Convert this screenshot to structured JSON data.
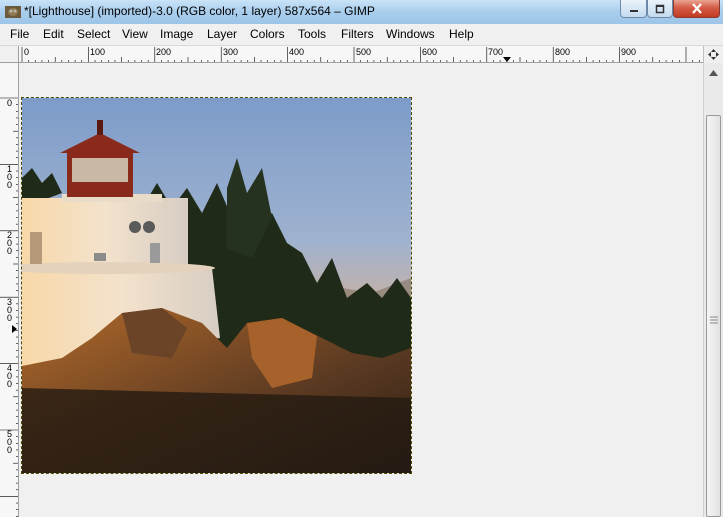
{
  "window": {
    "title": "*[Lighthouse] (imported)-3.0 (RGB color, 1 layer) 587x564 – GIMP",
    "app_icon": "gimp-icon",
    "controls": [
      "minimize-icon",
      "maximize-icon",
      "close-icon"
    ]
  },
  "menu": {
    "items": [
      {
        "label": "File"
      },
      {
        "label": "Edit"
      },
      {
        "label": "Select"
      },
      {
        "label": "View"
      },
      {
        "label": "Image"
      },
      {
        "label": "Layer"
      },
      {
        "label": "Colors"
      },
      {
        "label": "Tools"
      },
      {
        "label": "Filters"
      },
      {
        "label": "Windows"
      },
      {
        "label": "Help"
      }
    ]
  },
  "ruler": {
    "horizontal_labels": [
      "0",
      "100",
      "200",
      "300",
      "400",
      "500",
      "600",
      "700",
      "800",
      "900"
    ],
    "vertical_labels": [
      "0",
      "100",
      "200",
      "300",
      "400",
      "500"
    ]
  },
  "canvas": {
    "image_name": "Lighthouse",
    "image_size": "587x564",
    "colors": {
      "sky_top": "#7d9cc9",
      "sky_horizon": "#e9b27a",
      "tower_white": "#f3e2cc",
      "lantern_red": "#8a2a1a",
      "rocks": "#3a2a1d",
      "trees": "#1f2a18",
      "selection": "#4a4a00"
    }
  },
  "scrollbar": {
    "icons": [
      "navigate-icon",
      "scroll-up-icon"
    ]
  }
}
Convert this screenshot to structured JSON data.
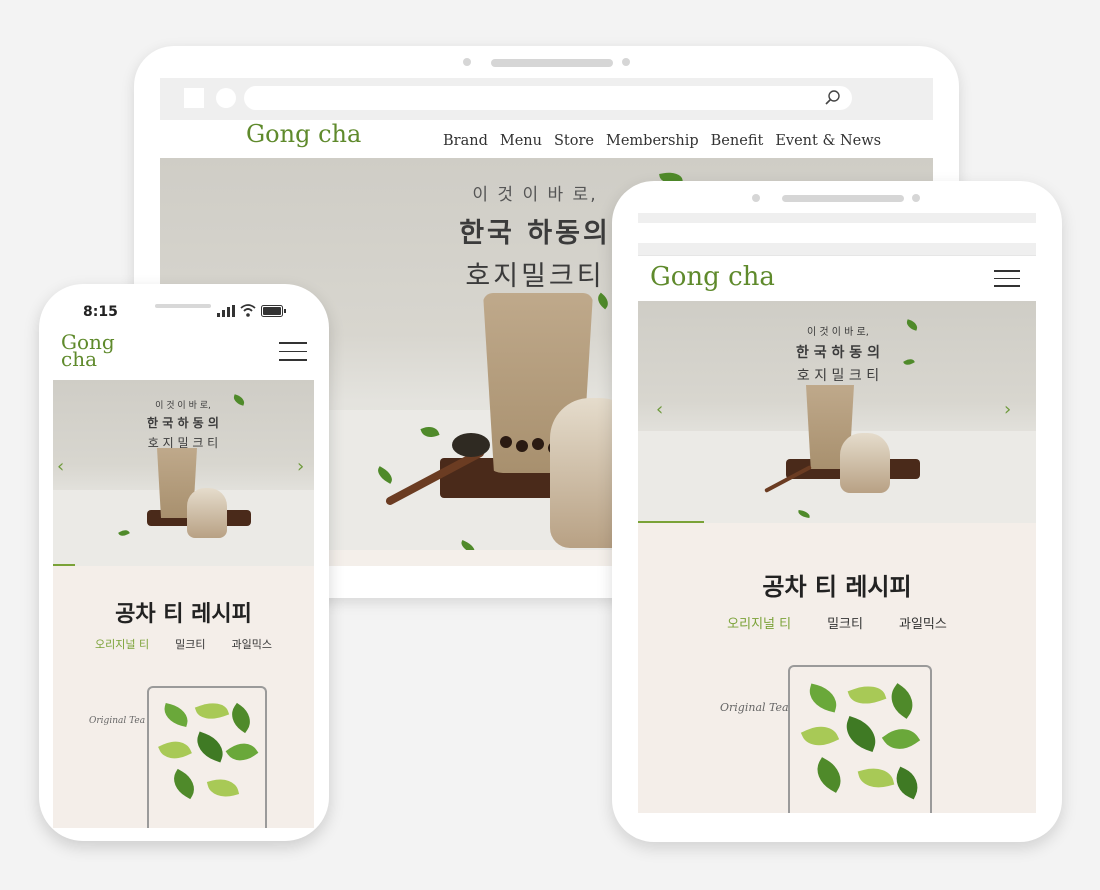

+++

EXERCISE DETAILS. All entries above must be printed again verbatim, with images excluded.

RESULT.
Convert this screenshot to structured JSON data.
{
  "window": {
    "title": "*[Lighthouse] (imported)-3.0 (RGB color, 1 layer) 587x564 – GIMP",
    "app_icon": "gimp-icon",
    "controls": [
      "minimize-icon",
      "maximize-icon",
      "close-icon"
    ]
  },
  "menu": {
    "items": [
      {
        "label": "File"
      },
      {
        "label": "Edit"
      },
      {
        "label": "Select"
      },
      {
        "label": "View"
      },
      {
        "label": "Image"
      },
      {
        "label": "Layer"
      },
      {
        "label": "Colors"
      },
      {
        "label": "Tools"
      },
      {
        "label": "Filters"
      },
      {
        "label": "Windows"
      },
      {
        "label": "Help"
      }
    ]
  },
  "ruler": {
    "horizontal_labels": [
      "0",
      "100",
      "200",
      "300",
      "400",
      "500",
      "600",
      "700",
      "800",
      "900"
    ],
    "vertical_labels": [
      "0",
      "100",
      "200",
      "300",
      "400",
      "500"
    ]
  },
  "canvas": {
    "image_name": "Lighthouse",
    "image_size": "587x564",
    "colors": {
      "sky_top": "#7d9cc9",
      "sky_horizon": "#e9b27a",
      "tower_white": "#f3e2cc",
      "lantern_red": "#8a2a1a",
      "rocks": "#3a2a1d",
      "trees": "#1f2a18",
      "selection": "#4a4a00"
    }
  },
  "scrollbar": {
    "icons": [
      "navigate-icon",
      "scroll-up-icon"
    ]
  }
}
Convert this screenshot to structured JSON data.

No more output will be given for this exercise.